Wintersweet (Chimonanthus praecox) was in full flower in my garden this past Christmas and will continue throughout the winter. A large shrub reaching 10 to 15 feet, wintersweet has the most richly-colored golden, waxy, cupped flowers with purple centers that stream perfume that envelops the entire garden. It grows well in drier sites with full sun to partial shade. Once you have experienced its magic, you will have to own one.
Witch hazels (Hamamelis spp.) are often described as small trees but are so slow to get growing that you may decide to keep them as shrubs, especially if you delight in cutting branches for indoor enjoyment. The winter flowers have fine, whispy petals and are arranged in clusters along the branches.
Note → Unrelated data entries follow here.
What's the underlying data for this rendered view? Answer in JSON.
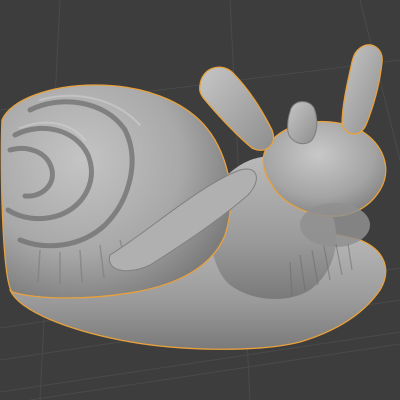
{
  "viewport": {
    "mode": "sculpt",
    "background_color": "#3d3d3d",
    "grid_color": "#4a4a4a",
    "selection_outline_color": "#e8a13c"
  },
  "model": {
    "object": "snail-sculpt",
    "surface_color": "#a9a9a9",
    "shading": "solid-matcap-gray",
    "selected": true
  }
}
They look like long-legged sea creatures on a coral reef and range in color from bright yellow to orange or rusty-red. Some witch hazels are more fragrant than others. Hamamelis x intermedia ‘Pallida’ is an extra fragrant, yellow-flowered one to grab, if you can find it.
Winterhazels (Corylopsis spp.) are often underappreciated until they produce their yellow, pendulous flowers in late winter. A very desirable 4 to 6-foot shrub is the buttercup winterhazel (Corylopsis pauciflora) with its mildly scented, pale lemon-yellow flowers that droop from thin, leafless stems. Fragrant winter hazel (Corylopsis glabrescens) is a larger shrub (8 to 15 feet) that produces larger pendulous flower clusters.
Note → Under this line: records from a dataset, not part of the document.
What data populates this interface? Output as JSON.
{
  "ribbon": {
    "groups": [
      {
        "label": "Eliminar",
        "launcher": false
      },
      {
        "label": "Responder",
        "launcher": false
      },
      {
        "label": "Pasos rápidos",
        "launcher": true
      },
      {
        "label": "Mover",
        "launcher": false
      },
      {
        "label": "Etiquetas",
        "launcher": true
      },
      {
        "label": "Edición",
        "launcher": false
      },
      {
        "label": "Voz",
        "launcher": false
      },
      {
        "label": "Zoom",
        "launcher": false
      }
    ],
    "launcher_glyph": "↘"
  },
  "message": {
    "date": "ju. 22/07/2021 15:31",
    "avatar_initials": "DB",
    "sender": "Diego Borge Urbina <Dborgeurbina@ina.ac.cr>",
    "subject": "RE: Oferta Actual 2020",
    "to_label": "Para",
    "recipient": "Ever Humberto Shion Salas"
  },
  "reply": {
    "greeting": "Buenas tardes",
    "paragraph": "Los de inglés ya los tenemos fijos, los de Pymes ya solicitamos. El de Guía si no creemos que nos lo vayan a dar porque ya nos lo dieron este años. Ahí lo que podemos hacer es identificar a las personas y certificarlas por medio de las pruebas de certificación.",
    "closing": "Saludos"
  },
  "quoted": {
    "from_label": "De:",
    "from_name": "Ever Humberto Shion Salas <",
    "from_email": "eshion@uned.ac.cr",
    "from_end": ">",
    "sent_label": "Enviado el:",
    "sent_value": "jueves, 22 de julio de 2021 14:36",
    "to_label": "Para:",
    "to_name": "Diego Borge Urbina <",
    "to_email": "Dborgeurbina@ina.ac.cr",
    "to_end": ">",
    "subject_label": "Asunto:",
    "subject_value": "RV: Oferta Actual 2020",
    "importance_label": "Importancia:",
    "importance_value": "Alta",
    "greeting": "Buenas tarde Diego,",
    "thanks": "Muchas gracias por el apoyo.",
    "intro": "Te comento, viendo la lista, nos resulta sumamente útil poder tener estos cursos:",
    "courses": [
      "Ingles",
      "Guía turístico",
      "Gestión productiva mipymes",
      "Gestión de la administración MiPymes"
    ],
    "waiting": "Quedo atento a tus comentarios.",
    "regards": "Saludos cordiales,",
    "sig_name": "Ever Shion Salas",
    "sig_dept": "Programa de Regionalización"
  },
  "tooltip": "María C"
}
Winter honeysuckle (Lonicera fragrantissima) has tiny white winter flowers with an amazing bouquet. The huge, rangy shrub is an old-fashioned favorite that should be planted where its fragrance may be appreciated. We have ours planted at our parking pad so that we are greeted by its sweet scent all winter long.
If you’d like to learn more about fragrant winter flowering shrubs, find a copy of The Winter Garden, Planning and Planting for the Southeast by Peter Loewer and Dr. Larry Mellichamp, originally published in 1997 by Stackpole Books, and still in print. It has been an invaluable resource to me.